Every time I handed a wine bottle down to him there would be a soft clink of metal on glass. His wedding ring. I was elbow deep in the hall cupboard, helping my father to unpack a lifetime of dinner parties from the shelves. My lifetime specifically, as we had lived in this house since before I could walk.
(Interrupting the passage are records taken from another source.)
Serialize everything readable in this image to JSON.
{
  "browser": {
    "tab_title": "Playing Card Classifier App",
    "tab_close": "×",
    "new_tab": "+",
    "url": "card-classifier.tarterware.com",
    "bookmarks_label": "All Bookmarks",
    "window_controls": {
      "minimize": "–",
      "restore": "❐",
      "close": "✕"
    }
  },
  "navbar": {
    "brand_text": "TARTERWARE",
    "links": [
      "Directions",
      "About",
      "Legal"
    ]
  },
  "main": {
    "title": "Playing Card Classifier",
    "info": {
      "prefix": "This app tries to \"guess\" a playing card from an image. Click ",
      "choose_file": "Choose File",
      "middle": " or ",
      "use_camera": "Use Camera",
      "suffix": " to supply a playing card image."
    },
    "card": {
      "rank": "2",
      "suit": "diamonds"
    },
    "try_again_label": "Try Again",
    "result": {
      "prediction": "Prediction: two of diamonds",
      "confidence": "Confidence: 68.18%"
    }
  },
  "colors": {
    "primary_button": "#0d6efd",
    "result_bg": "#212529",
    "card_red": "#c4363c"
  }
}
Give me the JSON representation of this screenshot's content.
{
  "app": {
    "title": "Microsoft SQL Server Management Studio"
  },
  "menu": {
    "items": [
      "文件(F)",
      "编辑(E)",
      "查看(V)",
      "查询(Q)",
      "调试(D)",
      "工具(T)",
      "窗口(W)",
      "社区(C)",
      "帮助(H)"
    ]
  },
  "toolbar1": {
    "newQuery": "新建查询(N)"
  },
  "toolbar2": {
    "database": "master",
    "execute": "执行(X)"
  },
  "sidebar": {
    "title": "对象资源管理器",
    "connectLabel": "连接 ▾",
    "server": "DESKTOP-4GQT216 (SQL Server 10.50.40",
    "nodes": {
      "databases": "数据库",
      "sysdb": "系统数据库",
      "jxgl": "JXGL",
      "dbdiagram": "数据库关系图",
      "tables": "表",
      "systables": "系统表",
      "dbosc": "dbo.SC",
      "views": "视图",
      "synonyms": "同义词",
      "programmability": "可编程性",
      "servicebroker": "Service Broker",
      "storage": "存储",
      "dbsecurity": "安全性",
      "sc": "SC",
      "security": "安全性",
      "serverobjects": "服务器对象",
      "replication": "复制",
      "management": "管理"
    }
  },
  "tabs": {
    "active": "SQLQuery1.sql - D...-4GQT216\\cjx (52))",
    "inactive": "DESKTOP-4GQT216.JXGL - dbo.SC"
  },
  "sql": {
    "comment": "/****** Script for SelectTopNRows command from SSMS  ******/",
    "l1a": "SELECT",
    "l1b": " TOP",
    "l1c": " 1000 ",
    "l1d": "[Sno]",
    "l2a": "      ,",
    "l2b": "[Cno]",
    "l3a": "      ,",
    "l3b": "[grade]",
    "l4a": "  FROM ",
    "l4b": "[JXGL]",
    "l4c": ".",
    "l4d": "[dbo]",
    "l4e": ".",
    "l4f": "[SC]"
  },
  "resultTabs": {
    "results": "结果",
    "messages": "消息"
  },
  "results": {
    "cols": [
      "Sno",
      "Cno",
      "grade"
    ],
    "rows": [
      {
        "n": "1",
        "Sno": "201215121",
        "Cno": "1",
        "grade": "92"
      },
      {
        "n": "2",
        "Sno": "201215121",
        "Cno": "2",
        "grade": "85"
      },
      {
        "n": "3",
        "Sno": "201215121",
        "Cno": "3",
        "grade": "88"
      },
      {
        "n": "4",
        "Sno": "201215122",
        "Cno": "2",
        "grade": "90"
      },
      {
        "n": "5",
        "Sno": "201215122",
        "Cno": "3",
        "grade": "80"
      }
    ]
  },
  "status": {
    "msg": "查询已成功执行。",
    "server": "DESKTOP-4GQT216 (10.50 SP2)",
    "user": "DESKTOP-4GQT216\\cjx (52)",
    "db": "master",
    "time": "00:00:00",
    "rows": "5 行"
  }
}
I pulled bottle off the rack, wiped off the crusted years of dust with a damp cloth, and passed them down to my father to sort into boxes. ‘Spoiled’ – the corks flecked with mold. ‘Good’ – wine that would presumably find a new cupboard in my parents’ new house in Cape Town. ‘Jonathan’ – wine of dubious merit but probably fit for consumption. Wine meant for me to take. On many of the bottles there’s a label written in my father’s well practiced hand, a name and a date – the wine’s provenance as it pertained to my family: who gave it to them, and when. He has always been a note taker, a recorder of data. He has charted decades of rainfall and temperature on our little farm. He records daily life not in journals but in letters, most sent to my sister who lives abroad. An orderly mind that projects order on his world. “James, 1998” – my father reads aloud. Does this summon the memory of that night? He nods to himself and files the bottle. ‘Good’.